In Industry Comment, August 20214 MinutesBy NZ Trucking magazineSeptember 26, 2021

Why we need legislation on device placement in vehicles.

In 2018, an elderly woman was struck and killed by a truck in Auckland. A coroner’s verdict, announced in May 2021, suggested the placement of a computer tablet was a significant obstruction on the driver’s vision. In response to the finding, the Road Transport Forum said distraction was a big contributor to accidents on New Zealand roads.

Having worked as a police officer in the Western Australia Crash Investigations Unit, I was shocked to see the photo, which showed the device placed directly in the driver’s forward field of view. It’s incomprehensible from a safety perspective, and screens are becoming progressively problematic in vehicles as there’s no legislated standard on their placement. And without a legislated standard, authorities rely on common sense – which is increasingly uncommon.

Having a national or international standard would largely eliminate confusion and enable compliance from companies and drivers to incidents such as this in the future. The way the laws are currently written is like telling drivers speeding is illegal but not providing speed limits as a guide.

Current laws only state (as far as the placement is concerned) that the screen cannot obstruct a driver’s view, but this is extremely subjective with so many different vehicle designs. It is due to the incredibly varied designs and sizes of vehicles – compact hatchbacks, large sedans, SUVs, small trucks, large trucks. Even within the same category, dash depth, windscreen rake (angle), dash height, viewing height, and similar, are all different. So, finding a place that isn’t obstructive to a driver’s view differs greatly, and one size doesn’t fit all.

If legislated, this would give drivers specific guidelines on where they can legally place or mount a screen in their category and type of vehicle, providing compliance protection for employers and making prosecution for non-conformance easier for authorities.

As for how and when devices should be used, the answer is as little as possible. Other than for navigation, it should never be used when the vehicle is moving. All interaction with the screens should be done when stationary in a safe and legal position and the vehicle is in park or neutral with the parking brake on.

When the topic arises, it is common for policy-makers to revert to the auspice that current obstruction of vision laws cover it. The problem with that is it remains subjective – and, sadly, it’s not until someone places an iPad-sized device directly in their line of sight resulting in a fatal crash, that the shortfall is identified. Road Transport Forum CEO Nick Leggett said: “We owe it to this woman’s family to address what is safe and what isn’t.”

The goal of any safety- related legislation is to minimise risk and harm, and I am confident that specific guidelines on device placement and use will increase driver safety and improve the safety of other road users and the wider community.
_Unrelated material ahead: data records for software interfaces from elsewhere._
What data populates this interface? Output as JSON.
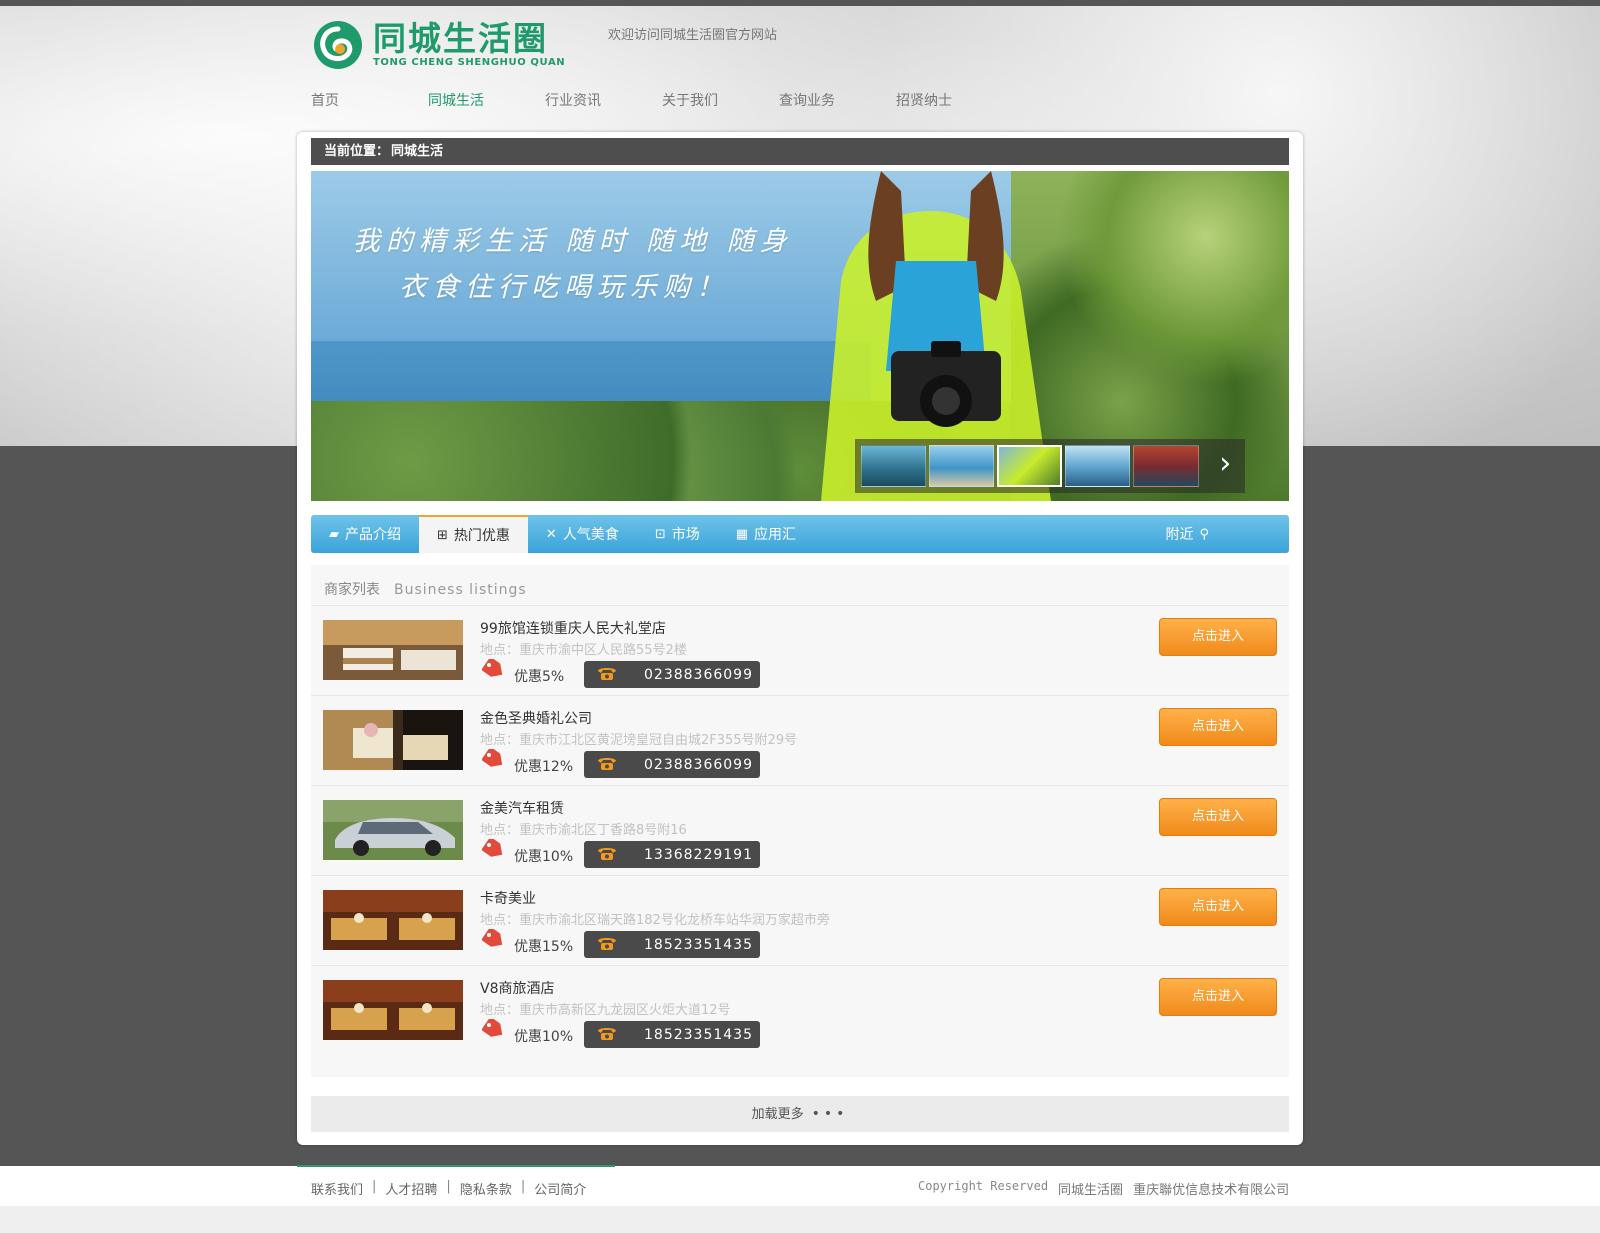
{
  "site": {
    "logo_cn": "同城生活圈",
    "logo_en": "TONG CHENG SHENGHUO QUAN",
    "welcome": "欢迎访问同城生活圈官方网站"
  },
  "nav": {
    "items": [
      "首页",
      "同城生活",
      "行业资讯",
      "关于我们",
      "查询业务",
      "招贤纳士"
    ],
    "active": "同城生活"
  },
  "breadcrumb": {
    "prefix": "当前位置：",
    "current": "同城生活"
  },
  "banner": {
    "line1": "我的精彩生活 随时 随地 随身",
    "line2": "衣食住行吃喝玩乐购！",
    "thumb_count": 5,
    "selected_thumb": 3
  },
  "tabs": {
    "items": [
      {
        "label": "产品介绍",
        "icon": "book-icon"
      },
      {
        "label": "热门优惠",
        "icon": "basket-icon"
      },
      {
        "label": "人气美食",
        "icon": "utensils-icon"
      },
      {
        "label": "市场",
        "icon": "cart-icon"
      },
      {
        "label": "应用汇",
        "icon": "calendar-icon"
      }
    ],
    "nearby": "附近",
    "active": "热门优惠"
  },
  "listings": {
    "title_cn": "商家列表",
    "title_en": "Business listings",
    "enter_label": "点击进入",
    "discount_prefix": "优惠",
    "items": [
      {
        "name": "99旅馆连锁重庆人民大礼堂店",
        "address": "地点：重庆市渝中区人民路55号2楼",
        "discount": "5%",
        "phone": "02388366099"
      },
      {
        "name": "金色圣典婚礼公司",
        "address": "地点：重庆市江北区黄泥塝皇冠自由城2F355号附29号",
        "discount": "12%",
        "phone": "02388366099"
      },
      {
        "name": "金美汽车租赁",
        "address": "地点：重庆市渝北区丁香路8号附16",
        "discount": "10%",
        "phone": "13368229191"
      },
      {
        "name": "卡奇美业",
        "address": "地点：重庆市渝北区瑞天路182号化龙桥车站华润万家超市旁",
        "discount": "15%",
        "phone": "18523351435"
      },
      {
        "name": "V8商旅酒店",
        "address": "地点：重庆市高新区九龙园区火炬大道12号",
        "discount": "10%",
        "phone": "18523351435"
      }
    ]
  },
  "load_more": {
    "label": "加载更多",
    "dots": "•••"
  },
  "footer": {
    "links": [
      "联系我们",
      "人才招聘",
      "隐私条款",
      "公司简介"
    ],
    "copyright": "Copyright Reserved",
    "brand": "同城生活圈",
    "company": "重庆聯优信息技术有限公司"
  },
  "colors": {
    "brand_green": "#1f9a6b",
    "tab_blue": "#3aa3d9",
    "button_orange": "#f08a1a",
    "dark_gray": "#4e4e4e"
  }
}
Use of screens will only increase, so we must ensure – through legislation – that they are only used when they aid in driver safety and do not become a distraction.

Chris L’Ecluse is a solution, safety and compliance specialist at Teletrac Navman.